And yes, I'm going to highlight the split in our burgeoning movement - I just said BBC Master Compact! With a three-and-a-half-inch disc! None of your BBC Micro Model B, Master and Electron 5.25-inch floppy trash! So after our revolution we can have a lengthy civil war based around this sole issue - perhaps having stormed EA's Winter Palace and murdered their UK boardroom by stopping their train as they attempt to escape Guildford. Anyway, I digress...
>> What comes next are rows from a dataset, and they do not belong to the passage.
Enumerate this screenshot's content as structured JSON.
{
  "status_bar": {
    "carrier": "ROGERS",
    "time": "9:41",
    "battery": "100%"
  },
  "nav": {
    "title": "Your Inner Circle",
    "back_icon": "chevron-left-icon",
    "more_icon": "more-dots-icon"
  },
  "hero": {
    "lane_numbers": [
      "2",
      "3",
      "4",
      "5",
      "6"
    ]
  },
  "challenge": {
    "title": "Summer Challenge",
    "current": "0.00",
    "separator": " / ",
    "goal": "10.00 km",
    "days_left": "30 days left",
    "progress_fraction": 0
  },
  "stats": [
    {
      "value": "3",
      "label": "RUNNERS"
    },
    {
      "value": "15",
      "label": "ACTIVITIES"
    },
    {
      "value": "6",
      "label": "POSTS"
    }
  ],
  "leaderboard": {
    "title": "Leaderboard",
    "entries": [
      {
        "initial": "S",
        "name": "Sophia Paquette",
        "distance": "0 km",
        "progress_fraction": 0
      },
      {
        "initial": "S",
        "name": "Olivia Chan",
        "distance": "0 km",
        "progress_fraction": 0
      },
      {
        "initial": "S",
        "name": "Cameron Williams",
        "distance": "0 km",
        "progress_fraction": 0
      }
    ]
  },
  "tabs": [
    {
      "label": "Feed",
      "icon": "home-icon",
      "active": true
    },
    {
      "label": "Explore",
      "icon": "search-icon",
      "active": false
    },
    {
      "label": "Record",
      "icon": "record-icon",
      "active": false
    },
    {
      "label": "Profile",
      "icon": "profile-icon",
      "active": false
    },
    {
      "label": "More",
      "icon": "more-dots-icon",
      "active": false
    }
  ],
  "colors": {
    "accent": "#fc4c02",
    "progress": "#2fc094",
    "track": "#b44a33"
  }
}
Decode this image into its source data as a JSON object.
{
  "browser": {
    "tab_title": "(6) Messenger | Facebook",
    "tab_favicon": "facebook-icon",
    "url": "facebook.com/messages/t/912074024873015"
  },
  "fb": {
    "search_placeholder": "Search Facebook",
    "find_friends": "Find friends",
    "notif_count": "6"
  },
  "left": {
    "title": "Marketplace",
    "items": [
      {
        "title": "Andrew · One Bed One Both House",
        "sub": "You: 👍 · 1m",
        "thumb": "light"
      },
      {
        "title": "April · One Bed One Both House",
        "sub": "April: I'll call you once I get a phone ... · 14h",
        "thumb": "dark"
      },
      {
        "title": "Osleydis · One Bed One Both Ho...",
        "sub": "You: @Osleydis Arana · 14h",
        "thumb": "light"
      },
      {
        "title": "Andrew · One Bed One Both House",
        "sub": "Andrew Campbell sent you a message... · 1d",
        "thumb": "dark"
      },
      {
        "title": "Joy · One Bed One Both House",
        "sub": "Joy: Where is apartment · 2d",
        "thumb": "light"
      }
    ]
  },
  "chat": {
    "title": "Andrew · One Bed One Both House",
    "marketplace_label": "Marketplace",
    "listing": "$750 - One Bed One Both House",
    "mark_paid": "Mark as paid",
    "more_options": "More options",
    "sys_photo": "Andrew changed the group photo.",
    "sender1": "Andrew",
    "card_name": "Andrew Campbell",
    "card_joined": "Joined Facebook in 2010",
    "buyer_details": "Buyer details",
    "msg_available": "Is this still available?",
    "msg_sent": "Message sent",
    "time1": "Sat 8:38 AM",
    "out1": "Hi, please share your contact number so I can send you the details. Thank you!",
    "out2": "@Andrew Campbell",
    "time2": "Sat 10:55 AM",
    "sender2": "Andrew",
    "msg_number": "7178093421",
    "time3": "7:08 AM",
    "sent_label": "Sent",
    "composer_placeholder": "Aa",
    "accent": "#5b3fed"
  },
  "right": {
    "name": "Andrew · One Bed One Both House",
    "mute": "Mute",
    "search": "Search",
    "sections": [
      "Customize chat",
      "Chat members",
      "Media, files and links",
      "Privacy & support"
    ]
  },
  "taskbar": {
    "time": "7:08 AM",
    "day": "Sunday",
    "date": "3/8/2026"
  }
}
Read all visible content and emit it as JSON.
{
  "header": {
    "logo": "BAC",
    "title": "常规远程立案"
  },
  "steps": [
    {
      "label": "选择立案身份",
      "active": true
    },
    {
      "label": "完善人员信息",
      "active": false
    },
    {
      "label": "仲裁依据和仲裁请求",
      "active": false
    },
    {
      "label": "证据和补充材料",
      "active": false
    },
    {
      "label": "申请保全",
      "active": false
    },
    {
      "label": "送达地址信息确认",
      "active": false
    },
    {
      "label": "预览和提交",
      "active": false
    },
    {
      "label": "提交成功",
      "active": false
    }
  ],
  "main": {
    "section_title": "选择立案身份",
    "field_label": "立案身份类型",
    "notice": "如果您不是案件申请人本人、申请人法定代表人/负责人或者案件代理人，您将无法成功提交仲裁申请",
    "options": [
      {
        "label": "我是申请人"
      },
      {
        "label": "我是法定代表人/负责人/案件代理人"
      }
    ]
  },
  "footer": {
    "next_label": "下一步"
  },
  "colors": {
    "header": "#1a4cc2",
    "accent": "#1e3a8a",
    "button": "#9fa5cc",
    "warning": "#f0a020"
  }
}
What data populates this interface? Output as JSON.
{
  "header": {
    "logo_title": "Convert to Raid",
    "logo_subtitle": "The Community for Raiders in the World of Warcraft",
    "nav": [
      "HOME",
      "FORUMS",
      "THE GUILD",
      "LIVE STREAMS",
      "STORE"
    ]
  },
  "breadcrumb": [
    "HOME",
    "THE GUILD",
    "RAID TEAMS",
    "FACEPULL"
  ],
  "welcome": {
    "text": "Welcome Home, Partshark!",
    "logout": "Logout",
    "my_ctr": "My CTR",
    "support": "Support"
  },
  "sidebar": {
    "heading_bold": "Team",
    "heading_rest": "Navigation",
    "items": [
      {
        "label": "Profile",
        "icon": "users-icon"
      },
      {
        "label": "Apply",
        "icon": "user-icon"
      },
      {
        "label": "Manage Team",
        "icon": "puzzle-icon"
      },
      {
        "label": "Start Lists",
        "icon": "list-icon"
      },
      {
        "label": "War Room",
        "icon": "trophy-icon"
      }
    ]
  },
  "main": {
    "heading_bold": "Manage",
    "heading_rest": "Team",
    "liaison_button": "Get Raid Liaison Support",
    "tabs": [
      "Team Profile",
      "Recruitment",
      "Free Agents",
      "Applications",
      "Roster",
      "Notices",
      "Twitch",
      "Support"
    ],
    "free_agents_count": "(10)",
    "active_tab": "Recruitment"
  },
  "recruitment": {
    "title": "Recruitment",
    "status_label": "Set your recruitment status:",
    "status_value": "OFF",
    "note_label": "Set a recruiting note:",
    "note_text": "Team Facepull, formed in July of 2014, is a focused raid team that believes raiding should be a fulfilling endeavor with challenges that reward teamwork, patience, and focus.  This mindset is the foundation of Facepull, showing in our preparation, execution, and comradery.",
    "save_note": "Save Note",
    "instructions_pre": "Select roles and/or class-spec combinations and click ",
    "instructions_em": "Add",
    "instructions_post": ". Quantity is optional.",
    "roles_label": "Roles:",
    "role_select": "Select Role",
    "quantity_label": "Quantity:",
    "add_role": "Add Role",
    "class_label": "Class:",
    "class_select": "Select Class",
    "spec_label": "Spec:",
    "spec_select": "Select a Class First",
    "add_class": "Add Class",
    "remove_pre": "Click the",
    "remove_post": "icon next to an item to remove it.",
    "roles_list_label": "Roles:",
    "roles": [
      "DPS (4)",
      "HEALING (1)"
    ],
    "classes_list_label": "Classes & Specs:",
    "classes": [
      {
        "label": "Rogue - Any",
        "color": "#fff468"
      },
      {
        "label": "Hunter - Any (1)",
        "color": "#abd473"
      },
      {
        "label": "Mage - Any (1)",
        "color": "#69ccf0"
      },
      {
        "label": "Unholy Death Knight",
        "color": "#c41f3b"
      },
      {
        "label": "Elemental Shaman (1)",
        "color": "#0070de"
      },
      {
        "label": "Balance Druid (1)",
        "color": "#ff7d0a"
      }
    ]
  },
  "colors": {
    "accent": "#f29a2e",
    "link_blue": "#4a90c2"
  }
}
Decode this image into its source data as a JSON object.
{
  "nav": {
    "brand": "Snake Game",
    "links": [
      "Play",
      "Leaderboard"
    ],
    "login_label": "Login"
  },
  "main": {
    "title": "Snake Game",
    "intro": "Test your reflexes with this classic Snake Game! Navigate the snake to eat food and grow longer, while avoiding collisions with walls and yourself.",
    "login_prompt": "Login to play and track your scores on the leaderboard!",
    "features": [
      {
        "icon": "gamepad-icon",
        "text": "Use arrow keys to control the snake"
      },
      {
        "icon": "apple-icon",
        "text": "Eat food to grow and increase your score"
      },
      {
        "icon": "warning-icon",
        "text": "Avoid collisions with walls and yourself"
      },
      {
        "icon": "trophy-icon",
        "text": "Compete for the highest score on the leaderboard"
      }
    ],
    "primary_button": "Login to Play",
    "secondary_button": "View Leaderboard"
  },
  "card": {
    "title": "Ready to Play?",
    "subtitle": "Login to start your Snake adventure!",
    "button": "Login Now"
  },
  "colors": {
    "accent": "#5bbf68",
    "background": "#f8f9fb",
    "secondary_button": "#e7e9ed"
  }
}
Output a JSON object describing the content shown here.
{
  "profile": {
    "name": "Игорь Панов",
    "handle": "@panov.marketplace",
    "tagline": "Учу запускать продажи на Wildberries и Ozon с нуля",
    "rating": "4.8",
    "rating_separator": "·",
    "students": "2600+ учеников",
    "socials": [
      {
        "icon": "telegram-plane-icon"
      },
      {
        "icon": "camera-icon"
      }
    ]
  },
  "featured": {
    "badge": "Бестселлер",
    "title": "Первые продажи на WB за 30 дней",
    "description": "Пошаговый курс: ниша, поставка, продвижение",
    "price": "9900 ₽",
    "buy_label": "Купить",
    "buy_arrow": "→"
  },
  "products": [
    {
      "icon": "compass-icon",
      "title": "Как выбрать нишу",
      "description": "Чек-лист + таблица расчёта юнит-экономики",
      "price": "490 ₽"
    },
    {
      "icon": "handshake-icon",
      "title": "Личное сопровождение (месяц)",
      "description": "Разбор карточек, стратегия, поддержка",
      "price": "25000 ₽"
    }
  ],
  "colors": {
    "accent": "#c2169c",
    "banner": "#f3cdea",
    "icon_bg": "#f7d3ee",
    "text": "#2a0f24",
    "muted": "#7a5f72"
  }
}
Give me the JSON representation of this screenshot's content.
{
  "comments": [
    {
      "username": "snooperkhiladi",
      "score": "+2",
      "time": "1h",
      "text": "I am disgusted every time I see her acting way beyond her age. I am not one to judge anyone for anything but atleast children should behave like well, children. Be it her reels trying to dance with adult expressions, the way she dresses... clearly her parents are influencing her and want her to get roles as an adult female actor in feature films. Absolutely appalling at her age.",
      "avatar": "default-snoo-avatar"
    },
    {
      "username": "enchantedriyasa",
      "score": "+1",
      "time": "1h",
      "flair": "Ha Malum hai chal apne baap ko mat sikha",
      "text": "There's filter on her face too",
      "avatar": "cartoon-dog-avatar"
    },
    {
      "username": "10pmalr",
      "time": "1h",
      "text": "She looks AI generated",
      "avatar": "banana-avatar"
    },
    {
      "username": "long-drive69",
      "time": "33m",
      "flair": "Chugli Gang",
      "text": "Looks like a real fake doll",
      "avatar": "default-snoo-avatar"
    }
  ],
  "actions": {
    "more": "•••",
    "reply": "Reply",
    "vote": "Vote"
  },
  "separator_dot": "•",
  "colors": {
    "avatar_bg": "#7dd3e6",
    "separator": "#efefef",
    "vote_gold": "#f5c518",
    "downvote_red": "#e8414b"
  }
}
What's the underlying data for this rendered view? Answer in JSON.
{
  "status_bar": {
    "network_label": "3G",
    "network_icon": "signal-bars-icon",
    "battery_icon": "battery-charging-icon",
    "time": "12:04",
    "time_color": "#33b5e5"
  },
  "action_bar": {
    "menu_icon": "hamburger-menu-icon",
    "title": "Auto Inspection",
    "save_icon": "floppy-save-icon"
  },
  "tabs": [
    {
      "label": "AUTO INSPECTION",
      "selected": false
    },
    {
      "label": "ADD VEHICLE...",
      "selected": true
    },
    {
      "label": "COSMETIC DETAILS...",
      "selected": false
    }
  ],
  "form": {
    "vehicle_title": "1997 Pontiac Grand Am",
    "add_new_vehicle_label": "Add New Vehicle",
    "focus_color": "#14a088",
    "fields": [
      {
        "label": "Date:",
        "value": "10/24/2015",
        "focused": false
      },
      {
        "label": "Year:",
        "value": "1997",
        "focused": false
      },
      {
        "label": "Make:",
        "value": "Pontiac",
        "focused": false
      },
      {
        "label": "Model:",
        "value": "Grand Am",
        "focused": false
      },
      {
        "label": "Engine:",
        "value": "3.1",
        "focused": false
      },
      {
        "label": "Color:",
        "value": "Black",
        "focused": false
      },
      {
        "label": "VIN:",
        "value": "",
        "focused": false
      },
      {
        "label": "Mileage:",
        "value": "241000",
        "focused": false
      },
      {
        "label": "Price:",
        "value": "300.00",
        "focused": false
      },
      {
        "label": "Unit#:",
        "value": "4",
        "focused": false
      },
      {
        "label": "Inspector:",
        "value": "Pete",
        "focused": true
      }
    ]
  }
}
He's got a green face! He looks left and right! The music goes like this! The basics of Repton involved the collection of diamonds - a quest hindered by cascading falling boulders, monsters that hatch out of eggs that had to be crushed by said boulders and (come later Repton iterations) hovering sprite things that track around the edges of your 2D confines and must be directed into traps. If, on paper, it sounds a little Boulder Dash-y that's because that's exactly how it was born: its 15-year-old creator Tim Tyler read a review of BoulderDash in a magazine, and didn't actually play it, but was inspired nonetheless.

Repton, however, is far more of a puzzle game that Boulder Dash. It's the pursuit of various objects around a map through pushing boulders off ledges, finding the level's key to turn all the nearby safes into diamonds or simply choosing which patches of 'grass' (well, that's what I called it when I was eight anyway) to move over so that boulders, monsters and sprites can move freely through them. And, dear sweet Lord, when you were a primary schooler in the 1980s you found those six-legged two-frames-of-animation green-bastard monsters pretty damn scary...

Wild West Repton. That bandit is going to jail, and simultaneously becoming a diamond.

Even more excitingly, by the time Repton 3 rolled around, publisher Superior Software (blessed be its name) pioneered a rather modern trait, by pumping out standalone expansions that took Repton away from his familiar blue walls and blue trousers. Around the World in 40 Screens, for example, took the green-faced diamond obsessive to places like the Wild West (where Sheriff Repton collected burgers, got crushed by Wagon Wheels and was chased by Indians when their wigwams got busted) alongside Africa, the Arctic and Asia - where angry samurai-types would do karate-chops at you should their rickshaw-egg get smashed.

Other re-skins were also available in the forms of Repton Thru Time and The Life of Repton, both of which were sadly better than Repton Infinity, which transported all the action to a floating city and representation of turn-of-the-century American imperialism. No hang on, that's a mix-up. Repton Infinity was just a bit soulless really, and had a rubbish game attached to it where you were a bulldozer who liked fruit.

If you've read all this and still don't get the love for Repton, I will simply direct you to the following YouTube video. This is Repton creator Tim Tyler, and he is about to show you his keyboard. Legend.


Imogen is a game in which a wizard can turn into a lovely cat or a lovely monkey. The lovely monkey can climb ropes. The lovely cat can jump quite far. Meanwhile, the wizard carries objects and kills babies. Sometimes he shoots them with a bow and arrow. If there aren't any innocents around to massacre he'll whip dogs and grow tulips out of the freshly harvested guts of crushed hamsters. He is, in short, a monster.